In December, Health Minister Leona Aglukkaq announced that medical marijuana licences would no longer be granted by the government and pot would be prescribed only by doctors.
However medical professionals say they're reluctant to prescribe marijuana because its use is not backed by clinical evidence.
Canada's 26,000 licenced medical pot users and their designates will also no longer be able to grow their own when the new laws take effect next year, but will have to rely on pricier government-sanctioned growers.
The Medicinal Cannabis Patients' Alliance of Canada says many doctors won't write pot prescriptions, but tell their patients to continue using marijuana if it relieves their symptoms.
Laurie MacEachern, the director of the alliance, says doctors are advising their patients to break the law, and says luck and cash should not be the prerequisite for getting health care in Canada.
The medicinal cannabis alliance argues marijuana should be removed from Controlled Substances Act.

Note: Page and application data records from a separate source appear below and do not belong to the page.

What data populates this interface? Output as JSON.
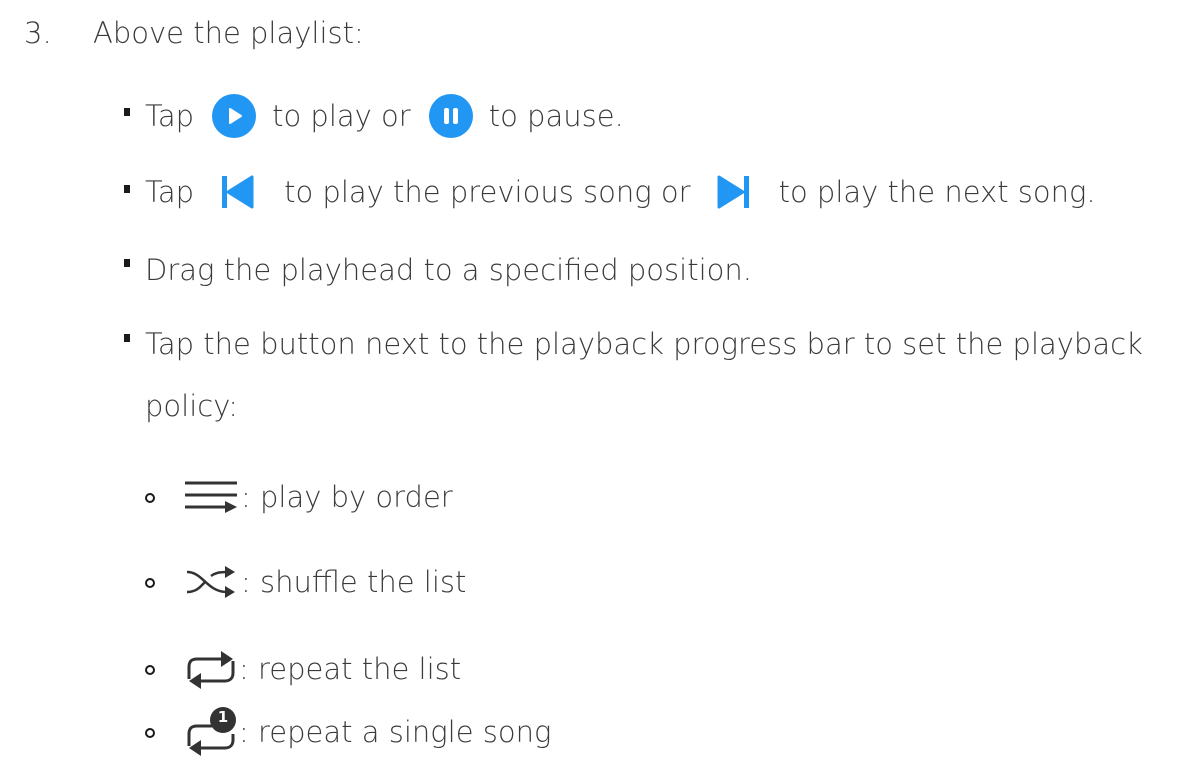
{
  "step": {
    "number": "3.",
    "title": "Above the playlist:"
  },
  "bullets": {
    "play_pause": {
      "tap": "Tap",
      "mid": "to play or",
      "end": "to pause."
    },
    "prev_next": {
      "tap": "Tap",
      "mid": "to play the previous song or",
      "end": "to play the next song."
    },
    "drag": "Drag the playhead to a specified position.",
    "policy_line1": "Tap the button next to the playback progress bar to set the playback",
    "policy_line2": "policy:"
  },
  "policies": [
    {
      "icon": "play-by-order-icon",
      "label": ": play by order"
    },
    {
      "icon": "shuffle-icon",
      "label": ": shuffle the list"
    },
    {
      "icon": "repeat-list-icon",
      "label": ": repeat the list"
    },
    {
      "icon": "repeat-single-icon",
      "label": ": repeat a single song",
      "badge": "1"
    }
  ],
  "colors": {
    "accent": "#2196F3",
    "text": "#3a3a3a",
    "icon_dark": "#333333"
  }
}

The government, which began a 75-day public comment period in mid-December, says it proposed the changes after a broad consultation process with stakeholders, including police and fire officials.